Jakarta – To commemorate its 40th anniversary, The Jakarta Post is holding an exhibition called "Portraits of a Nation: Indonesia's Journey of Change and Resilience", which recounts key stories from the country's recent past through photographs taken by the newspaper's photojournalists.
As part of the exhibition, the first of two events in the "Media Matters" discussion series was held on Tuesday. The series invites notable speakers to discuss Indonesia's ever-changing media landscape by exploring the growth of new media platforms and the challenges the industry faces.
The first session, titled "Media Sustainability: The Evolving Media Landscape in Indonesia", featured Paulus Tri Agung Kristanto, deputy chief editor of Kompas and member of the Press Council; Usman Kansong, director-general for press at the Communications and Information Ministry; and Wahyu Dhyatmika, CEO of Tempo Digital as speakers, with Taufiq Rahman, editor-in-chief of The Jakarta Post, serving as moderator.
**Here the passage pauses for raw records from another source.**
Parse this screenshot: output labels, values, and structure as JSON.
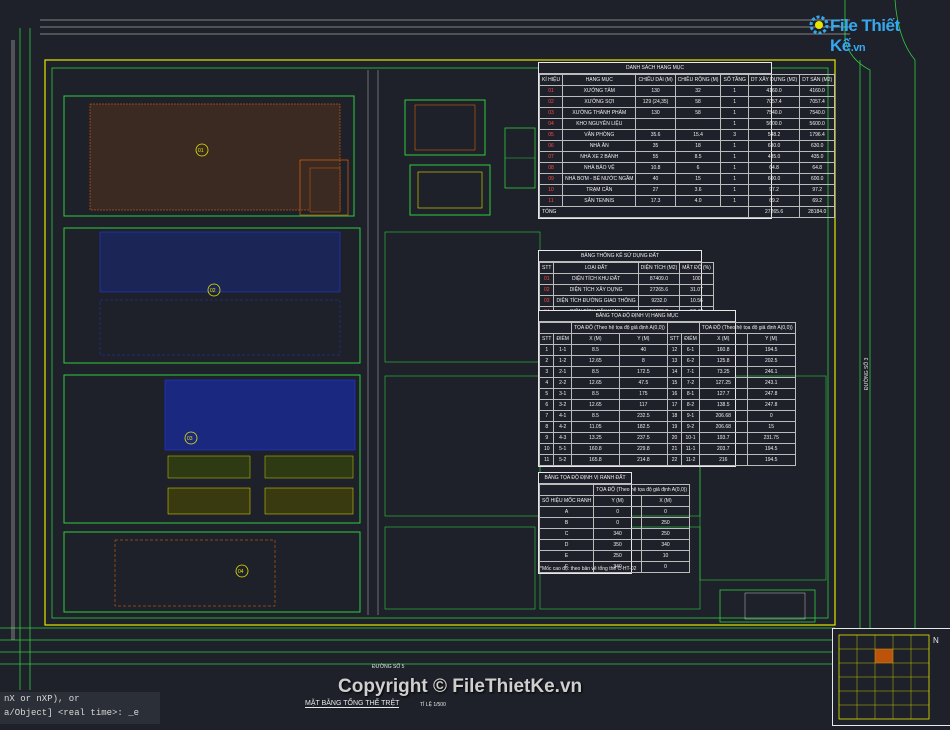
{
  "logo": {
    "text": "File Thiết Kế",
    "suffix": ".vn",
    "icon": "gear-icon"
  },
  "watermark": "Copyright © FileThietKe.vn",
  "command_line": [
    "nX or nXP), or",
    "a/Object] <real time>:  _e"
  ],
  "sheet_title": "MẶT BẰNG TỔNG THỂ TRỆT",
  "sheet_scale": "TỈ LỆ 1/500",
  "colors": {
    "background": "#1e2129",
    "boundary": "#e6e600",
    "grid": "#2ecc40",
    "building": "#ff6a00",
    "blue_zone": "#1e3cff",
    "table_line": "#e8e8e8"
  },
  "table_items": {
    "caption": "DANH SÁCH HẠNG MỤC",
    "headers": [
      "KÍ HIỆU",
      "HẠNG MỤC",
      "CHIỀU DÀI (M)",
      "CHIỀU RỘNG (M)",
      "SỐ TẦNG",
      "DT XÂY DỰNG (M2)",
      "DT SÀN (M2)"
    ],
    "rows": [
      [
        "01",
        "XƯỞNG TẨM",
        "130",
        "32",
        "1",
        "4160.0",
        "4160.0"
      ],
      [
        "02",
        "XƯỞNG SỢI",
        "129 (24,35)",
        "58",
        "1",
        "7057.4",
        "7057.4"
      ],
      [
        "03",
        "XƯỞNG THÀNH PHẨM",
        "130",
        "58",
        "1",
        "7540.0",
        "7540.0"
      ],
      [
        "04",
        "KHO NGUYÊN LIỆU",
        "",
        "",
        "1",
        "5600.0",
        "5600.0"
      ],
      [
        "05",
        "VĂN PHÒNG",
        "35.6",
        "15.4",
        "3",
        "548.2",
        "1796.4"
      ],
      [
        "06",
        "NHÀ ĂN",
        "35",
        "18",
        "1",
        "630.0",
        "630.0"
      ],
      [
        "07",
        "NHÀ XE 2 BÁNH",
        "55",
        "8.5",
        "1",
        "435.0",
        "435.0"
      ],
      [
        "08",
        "NHÀ BẢO VỆ",
        "10.8",
        "6",
        "1",
        "64.8",
        "64.8"
      ],
      [
        "09",
        "NHÀ BƠM - BỂ NƯỚC NGẦM",
        "40",
        "15",
        "1",
        "600.0",
        "600.0"
      ],
      [
        "10",
        "TRẠM CÂN",
        "27",
        "3.6",
        "1",
        "97.2",
        "97.2"
      ],
      [
        "11",
        "SÂN TENNIS",
        "17.3",
        "4.0",
        "1",
        "69.2",
        "69.2"
      ]
    ],
    "total": [
      "TỔNG",
      "27265.6",
      "28184.0"
    ]
  },
  "table_land": {
    "caption": "BẢNG THỐNG KÊ SỬ DỤNG ĐẤT",
    "headers": [
      "STT",
      "LOẠI ĐẤT",
      "DIỆN TÍCH (M2)",
      "MẬT ĐỘ (%)"
    ],
    "rows": [
      [
        "01",
        "DIỆN TÍCH KHU ĐẤT",
        "87409.0",
        "100"
      ],
      [
        "02",
        "DIỆN TÍCH XÂY DỰNG",
        "27265.6",
        "31.07"
      ],
      [
        "03",
        "DIỆN TÍCH ĐƯỜNG GIAO THÔNG",
        "9232.0",
        "10.56"
      ],
      [
        "04",
        "DIỆN TÍCH CÂY XANH",
        "50386.2",
        "57.47"
      ]
    ]
  },
  "table_coords": {
    "caption": "BẢNG TỌA ĐỘ ĐỊNH VỊ HẠNG MỤC",
    "group_left": "TỌA ĐỘ (Theo hệ tọa độ giả định A(0,0))",
    "group_right": "TỌA ĐỘ (Theo hệ tọa độ giả định A(0,0))",
    "headers": [
      "STT",
      "ĐIỂM",
      "X (M)",
      "Y (M)",
      "STT",
      "ĐIỂM",
      "X (M)",
      "Y (M)"
    ],
    "rows": [
      [
        "1",
        "1-1",
        "8.5",
        "40",
        "12",
        "6-1",
        "160.8",
        "194.5"
      ],
      [
        "2",
        "1-2",
        "12.65",
        "8",
        "13",
        "6-2",
        "125.8",
        "202.5"
      ],
      [
        "3",
        "2-1",
        "8.5",
        "172.5",
        "14",
        "7-1",
        "73.25",
        "246.1"
      ],
      [
        "4",
        "2-2",
        "12.65",
        "47.5",
        "15",
        "7-2",
        "127.25",
        "243.1"
      ],
      [
        "5",
        "3-1",
        "8.5",
        "175",
        "16",
        "8-1",
        "127.7",
        "247.8"
      ],
      [
        "6",
        "3-2",
        "12.65",
        "117",
        "17",
        "8-2",
        "138.5",
        "247.8"
      ],
      [
        "7",
        "4-1",
        "8.5",
        "232.5",
        "18",
        "9-1",
        "206.68",
        "0"
      ],
      [
        "8",
        "4-2",
        "11.05",
        "182.5",
        "19",
        "9-2",
        "206.68",
        "15"
      ],
      [
        "9",
        "4-3",
        "13.25",
        "237.5",
        "20",
        "10-1",
        "193.7",
        "231.75"
      ],
      [
        "10",
        "5-1",
        "160.8",
        "229.8",
        "21",
        "11-1",
        "203.7",
        "194.5"
      ],
      [
        "11",
        "5-2",
        "165.8",
        "214.8",
        "22",
        "11-2",
        "216",
        "194.5"
      ]
    ]
  },
  "table_boundary": {
    "caption": "BẢNG TỌA ĐỘ ĐỊNH VỊ RANH ĐẤT",
    "group": "TỌA ĐỘ (Theo hệ tọa độ giả định A(0,0))",
    "headers": [
      "SỐ HIỆU MỐC RANH",
      "Y (M)",
      "X (M)"
    ],
    "rows": [
      [
        "A",
        "0",
        "0"
      ],
      [
        "B",
        "0",
        "250"
      ],
      [
        "C",
        "340",
        "250"
      ],
      [
        "D",
        "350",
        "340"
      ],
      [
        "E",
        "250",
        "10"
      ],
      [
        "F",
        "340",
        "0"
      ]
    ]
  },
  "note": "*Mốc cao độ: theo bản vẽ tổng thể C-HT-02",
  "labels": {
    "block_labels": [
      "01",
      "02",
      "03",
      "04"
    ],
    "road_label": "ĐƯỜNG SỐ 5",
    "road_label_side": "ĐƯỜNG SỐ 3"
  }
}
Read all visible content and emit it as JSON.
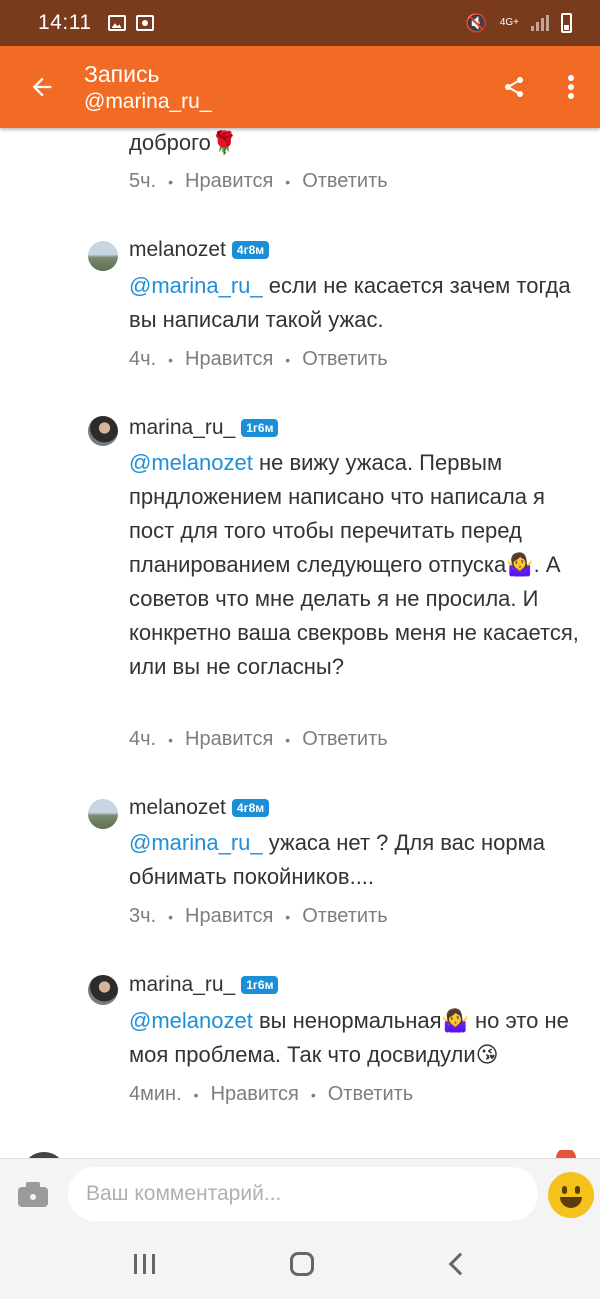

Paulus said the media needed a new approach that could adapt to social media developments, noting that many media companies had been "destroyed" by their failure to adapt. The media would survive, he continued, if it had strong creativity and efficiency.
The discussions continued in the second session, titled "Fake News and Disinformation: How to Battle these Threats to Democracy Ahead of the 2024 Election", which brought together Maria Ressa, Rappler CEO and Nobel Prize laureate; Septiaji Eko Nugroho, chair of MAFINDO; and Damar Juniarto of SAFEnet as speakers, accompanied by Facebook Oversight Board member and former editor-in-chief of the Post, Endy Bayuni, as moderator.
Ressa discussed fake news and disinformation, informed by recent experiences in the Philippines with Rappler. Providing an example of fake news' proliferation, she highlighted the 2016 bombing in Davao city, after which strange news sites abounded containing fraudulent information and fabricated quotes attributed to then-President Rodrigo Duterte.
"So what did we do? We cannot look at content as content alone. We have to look at the patterns, the data. So we took all of the data," she added, noting that their social media team scoured platforms such as YouTube, TikTok, Instagram and Facebook to determine which accounts were real and responsive and which accounts were fake and trying to manipulate public opinion.
Warief from Lembaga Pers Dr. Soetomo, who attended both sessions, told the Post on the sidelines that he regarded The Jakarta Post as influential in forming public opinion as its news was read by policymakers as a reference for information.
"The evidence is that two journalists from The Jakarta Post have been appointed ambassadors, namely Sabam Siagian, as ambassador to Australia in 1990, and Susanto Pudjomartono, who was ambassador to Russia during the Megawati era. That is a benchmark for The Jakarta Post to be trusted by the government," he added, adding that The Jakarta Post "absolutely invited" the right speakers for current and ongoing issues.
The Post will be holding 40th anniversary events until Aug. 19, so please join us for discussions of the country's most pressing issues with some of its most incisive minds. Register your attendance at https://lnkd.in/gtFJyUmA.
The events and speakers for the upcoming events can be assessed through this link: https://lnkd.in/gke2A3mw.